First and foremost we must have a mind set change. We need a paradigm shift to realize that development is an all-encompassing process. It is not just about putting up buildings. Daniel Kalinaki, in referring to the Two Rivers project in Nairobi was alluding to the fact that development must take into account all stakeholders, the long-term implications of the development projects, and the environmental implications of those developments.
Others have railed against those who stand in the way of new projects like the redevelopment of Nakivubo War Memorial Stadium. Their view is that once there is an idea to put up a building, we naysayers should not stand in the way of that development. Otherwise we would still have a marsh at Lugogo, and no Garden City or Oasis Mall! What they forget, in presenting this argument, is the history of these national assets. Do they know that the Trustees of Nakivubo Stadium are not the owners? Or does what happened to Fort Lugard in Old Kampala make for national pride?
Development is not just a matter of finding open spaces and handing them out to fly by night developers. It is not just a matter of building monstrosities like some of the malls in downtown Kampala. In any case, does Kampala look better because the open spaces have been occupied? Actually it is worse for the wear. It does not breathe, and presents serious health and safety risks in its current state. It takes a mindset to understand that there must be master plan and we ought to work according to it.
Second, if we are to move towards that desired middle-income status, we equally do need an administrative system that works to spur progress. We cannot afford to live in a state of legal limbo and standoffs. How do we put in place a system that enables us to resolve misunderstandings in an expeditious and timely manner without resorting to courts each time we have a disagreement?
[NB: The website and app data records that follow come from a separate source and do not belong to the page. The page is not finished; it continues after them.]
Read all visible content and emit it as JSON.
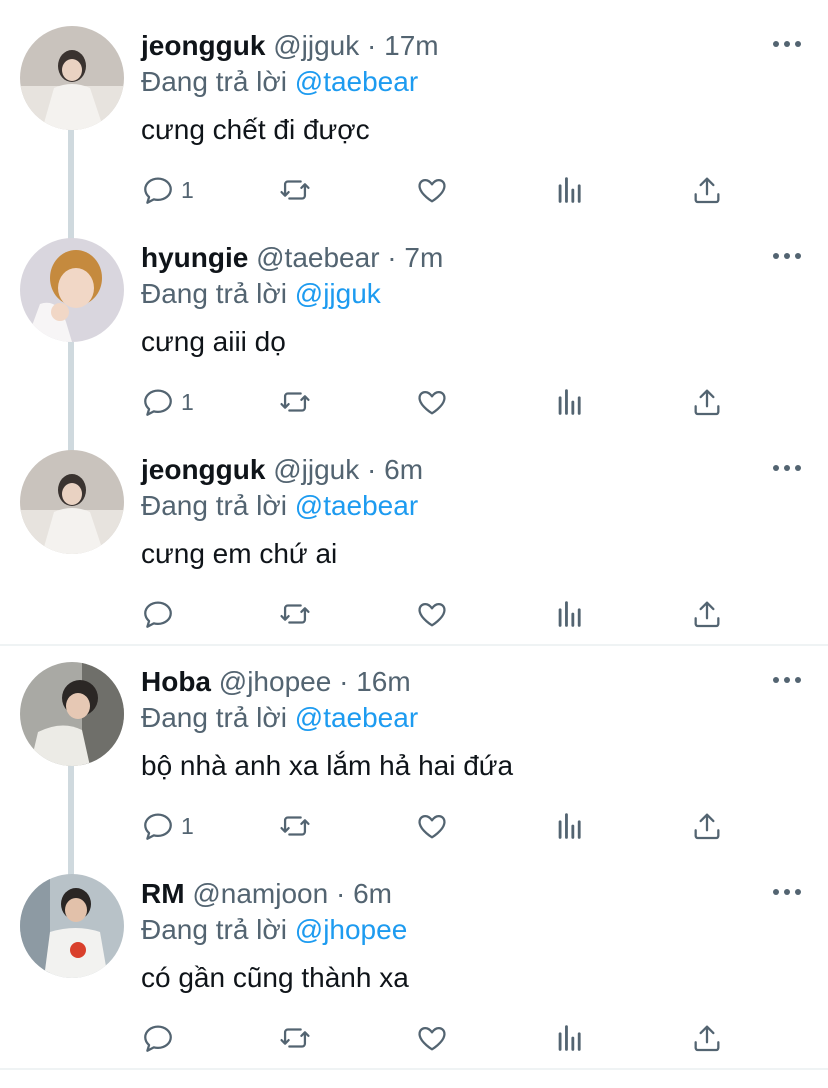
{
  "reply_prefix": "Đang trả lời",
  "tweets": [
    {
      "name": "jeongguk",
      "handle": "@jjguk",
      "dot": "·",
      "time": "17m",
      "reply_to": "@taebear",
      "text": "cưng chết đi được",
      "reply_count": "1",
      "avatar": "avatar-jeongguk"
    },
    {
      "name": "hyungie",
      "handle": "@taebear",
      "dot": "·",
      "time": "7m",
      "reply_to": "@jjguk",
      "text": "cưng aiii dọ",
      "reply_count": "1",
      "avatar": "avatar-hyungie"
    },
    {
      "name": "jeongguk",
      "handle": "@jjguk",
      "dot": "·",
      "time": "6m",
      "reply_to": "@taebear",
      "text": "cưng em chứ ai",
      "reply_count": "",
      "avatar": "avatar-jeongguk"
    },
    {
      "name": "Hoba",
      "handle": "@jhopee",
      "dot": "·",
      "time": "16m",
      "reply_to": "@taebear",
      "text": "bộ nhà anh xa lắm hả hai đứa",
      "reply_count": "1",
      "avatar": "avatar-hoba"
    },
    {
      "name": "RM",
      "handle": "@namjoon",
      "dot": "·",
      "time": "6m",
      "reply_to": "@jhopee",
      "text": "có gần cũng thành xa",
      "reply_count": "",
      "avatar": "avatar-rm"
    }
  ],
  "icons": {
    "reply": "reply-icon",
    "retweet": "retweet-icon",
    "like": "heart-icon",
    "analytics": "analytics-icon",
    "share": "share-icon",
    "more": "more-icon"
  },
  "colors": {
    "text": "#0f1419",
    "secondary": "#536471",
    "accent": "#1d9bf0",
    "thread_line": "#cfd9de",
    "divider": "#eff3f4"
  }
}
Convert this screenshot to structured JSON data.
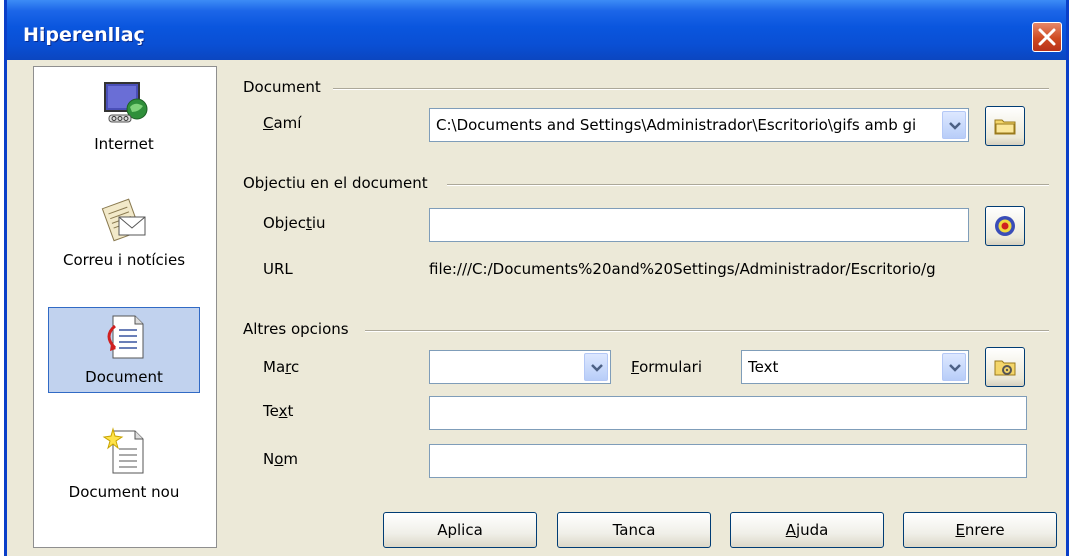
{
  "window": {
    "title": "Hiperenllaç"
  },
  "categories": [
    {
      "label": "Internet",
      "icon": "internet-globe-icon",
      "selected": false
    },
    {
      "label": "Correu i notícies",
      "icon": "mail-news-icon",
      "selected": false
    },
    {
      "label": "Document",
      "icon": "document-link-icon",
      "selected": true
    },
    {
      "label": "Document nou",
      "icon": "new-document-icon",
      "selected": false
    }
  ],
  "document_group": {
    "title": "Document",
    "path_label_pre": "",
    "path_label_u": "C",
    "path_label_post": "amí",
    "path_value": "C:\\Documents and Settings\\Administrador\\Escritorio\\gifs amb gi"
  },
  "target_group": {
    "title": "Objectiu en el document",
    "target_label_pre": "Objec",
    "target_label_u": "t",
    "target_label_post": "iu",
    "target_value": "",
    "url_label": "URL",
    "url_value": "file:///C:/Documents%20and%20Settings/Administrador/Escritorio/g"
  },
  "options_group": {
    "title": "Altres opcions",
    "frame_label_pre": "Ma",
    "frame_label_u": "r",
    "frame_label_post": "c",
    "frame_value": "",
    "form_label_pre": "",
    "form_label_u": "F",
    "form_label_post": "ormulari",
    "form_value": "Text",
    "text_label_pre": "Te",
    "text_label_u": "x",
    "text_label_post": "t",
    "text_value": "",
    "name_label_pre": "N",
    "name_label_u": "o",
    "name_label_post": "m",
    "name_value": ""
  },
  "buttons": {
    "apply": "Aplica",
    "close": "Tanca",
    "help_u": "A",
    "help_post": "juda",
    "back_u": "E",
    "back_post": "nrere"
  },
  "colors": {
    "titlebar": "#0a56de",
    "selection": "#c1d2ee",
    "dialog_bg": "#ece9d8"
  }
}
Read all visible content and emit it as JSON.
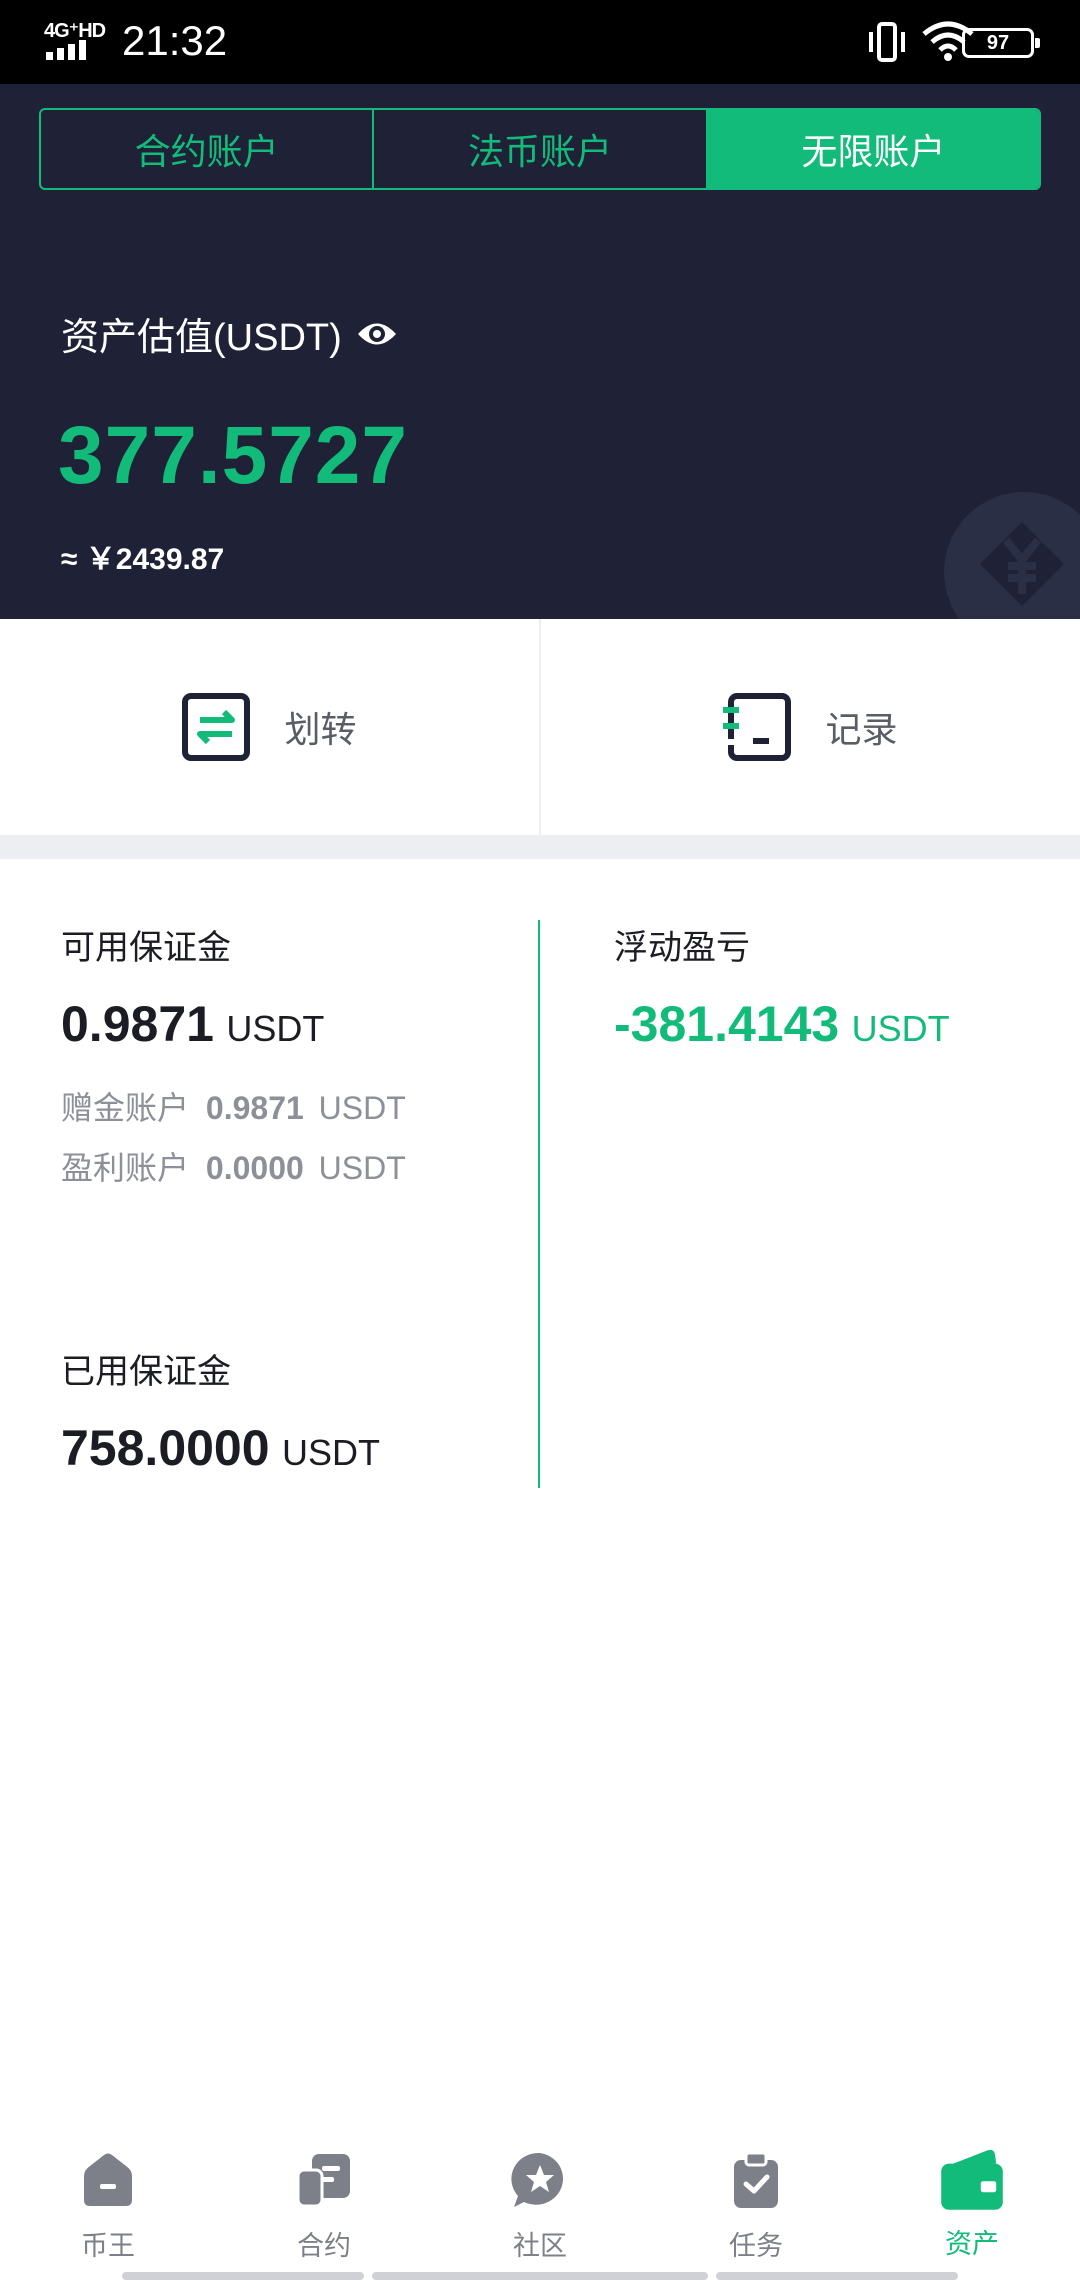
{
  "status_bar": {
    "network": "4G⁺HD",
    "time": "21:32",
    "battery": "97"
  },
  "tabs": [
    {
      "label": "合约账户",
      "active": false
    },
    {
      "label": "法币账户",
      "active": false
    },
    {
      "label": "无限账户",
      "active": true
    }
  ],
  "asset": {
    "label": "资产估值(USDT)",
    "value": "377.5727",
    "cny": "≈ ￥2439.87"
  },
  "actions": {
    "transfer": "划转",
    "records": "记录"
  },
  "available_margin": {
    "label": "可用保证金",
    "value": "0.9871",
    "unit": "USDT",
    "bonus_label": "赠金账户",
    "bonus_value": "0.9871",
    "bonus_unit": "USDT",
    "profit_label": "盈利账户",
    "profit_value": "0.0000",
    "profit_unit": "USDT"
  },
  "used_margin": {
    "label": "已用保证金",
    "value": "758.0000",
    "unit": "USDT"
  },
  "floating_pnl": {
    "label": "浮动盈亏",
    "value": "-381.4143",
    "unit": "USDT"
  },
  "bottom_nav": [
    {
      "label": "币王",
      "icon": "home-icon",
      "active": false
    },
    {
      "label": "合约",
      "icon": "contract-icon",
      "active": false
    },
    {
      "label": "社区",
      "icon": "community-icon",
      "active": false
    },
    {
      "label": "任务",
      "icon": "task-icon",
      "active": false
    },
    {
      "label": "资产",
      "icon": "wallet-icon",
      "active": true
    }
  ],
  "colors": {
    "accent": "#13bb7b",
    "header_bg": "#1f2236",
    "text_primary": "#1c1d24",
    "text_secondary": "#8d8f99"
  }
}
Such failure to expeditiously resolve conflict means property rights are always at risk and that is a disincentive to investment.
Take the long drawn out search for a Vice Chancellor for Kyambogo. Maybe I don’t understand the importance of being a Vice Chancellor, but how can a Council of wise men fail to fill a vacancy for more than a year? It cannot be ineptitude. Rather it is a system of public administration rules and procedures bequeathed by colonialism that do not work any more. How come there is no crisis finding a president for Harvard University which is a billion dollar venture? A system of archaic rules and procedures that paralyses institutions cannot lead us to middle income status.
My third anecdote is rather obvious; incomes in the hands of Ugandans. You can’t have middle-income status if the natives do not have money in their pockets. They must have a means to earn money and then go and spend it so that the fabled ‘middle income’ status becomes a reality. So where are the investments and mechanisms that we are putting in place to address the flow of incomes that will make us middle-income status? Building infrastructure on its own just won’t do it. The local economy badly needs a shot in the arm. Unless we think middle-income status is just a statistical average.
Professor Samuel Sejjaaka is Country Team Leader, Abacus Business School.